Annie Oakley was a famous American exhibition shooter and sharpshooter, born in August 13, 1860. She’s known by many names, such as “Phoebe Anne Oakley”, “Little Sure Shot”, “Watanya Cicilla”, “Mrs. Annie Butler” and more. She defeated traveling-show marksman, Frank E. Butler (who she later married), in a shooting match. That is when her talent actually became known.
Annie Oakley was born near Woodland, in Darke County, Ohio. Annie was the sixth child in her family. Her siblings included: Mary Jane, Elizabeth, Lydia, Catherine, Sarah Ellen, Hulda, John and a still born brother. Annie Oakley’s father fought in the 1812 war and died at an age of 66, due to pneumonia.
As a child, Annie was not able to attain a proper education due to poverty following the demise of her father. At the age of seven, Annie began trapping, followed by hunting and shooting by the age of eight. She did this in order to support her widowed mother and siblings.
Soon she became a well-known shooter throughout the region, especially after winning against Frank E. Butler, in a shooting match.
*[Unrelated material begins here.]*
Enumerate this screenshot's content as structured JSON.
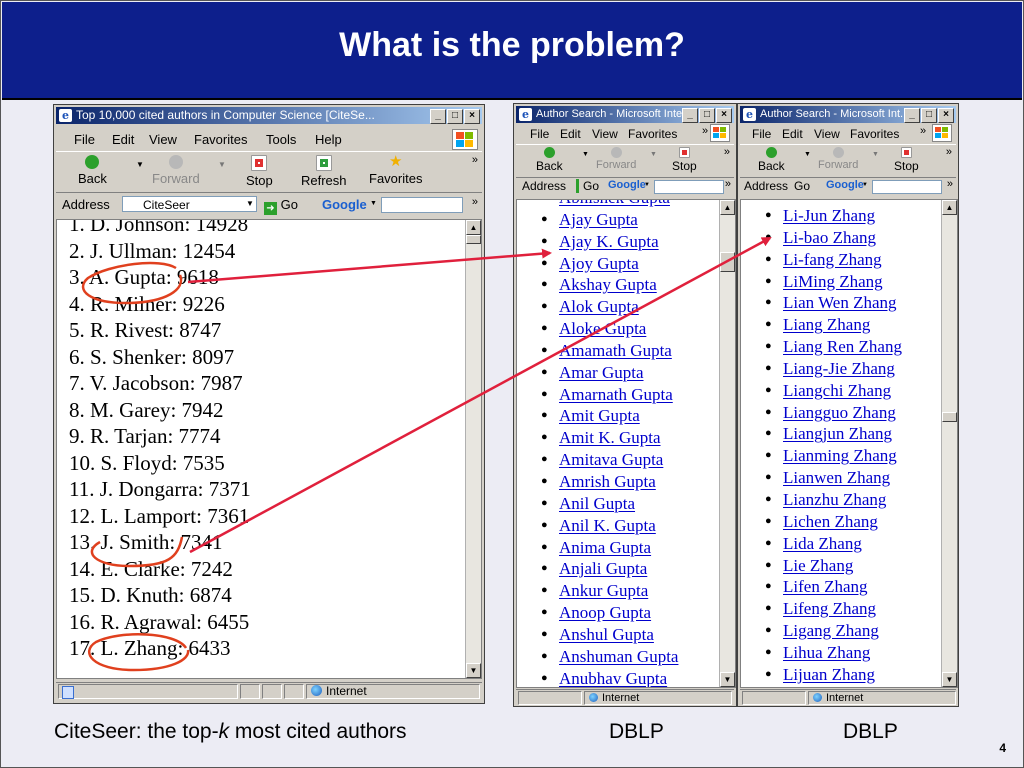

Frank E. Butler and Annie Oakley soon got married.
Frank and Annie started performing on-stage together, and stayed in Cincinnati for a while. She adopted the name Oakley during that time. Most people assume that she did that based on the name of the person who paid her train fare when she was a kid. In 1885, they joined Buffalo Bill’s Wild West show where she was given the name “Watanya Cicilla”. People called her “little sure shot” in advertisements. Oakley also performed in Europe for Queen Victoria, President Marie François Sadi Carnot of France, and King Umberto I of Italy.
Butler and Oakley resided in Nutley, New Jersey, from 1892 to 1904. She also promoted, encouraged and talked about the service of women in combat operations for US armed forces.
In 1901, Oakley was badly injured in an accident, and after five operations and temporary paralysis, Oakley recovered. People also say that throughout her career, Annie taught more than 15000 women how to use a gun. In 1902, Annie left the Buffalo Bill Show and moved towards her acting career. Butler and Oakley performed in Thomas Edison’s (A friend of Buffalo Bill) Kinetoscope film the “Little Sure Shot of the Wild West”. Oakley was an amazing performer and a shooter, she never failed to impress her audience. She also contributed towards womens rights and other causes, in order to support the women around her. In the year 1925, Annie’s health began to decline and at the age of 66, she died of pernicious anemia in Greenville.
Buttler became extremely depressed after Oakley’s death and stopped eating. He died just 18 days after Annie’s death. Oakley’s personal possessions are exhibited in the National Annie Oakley Center and Garst Museum in Ohio.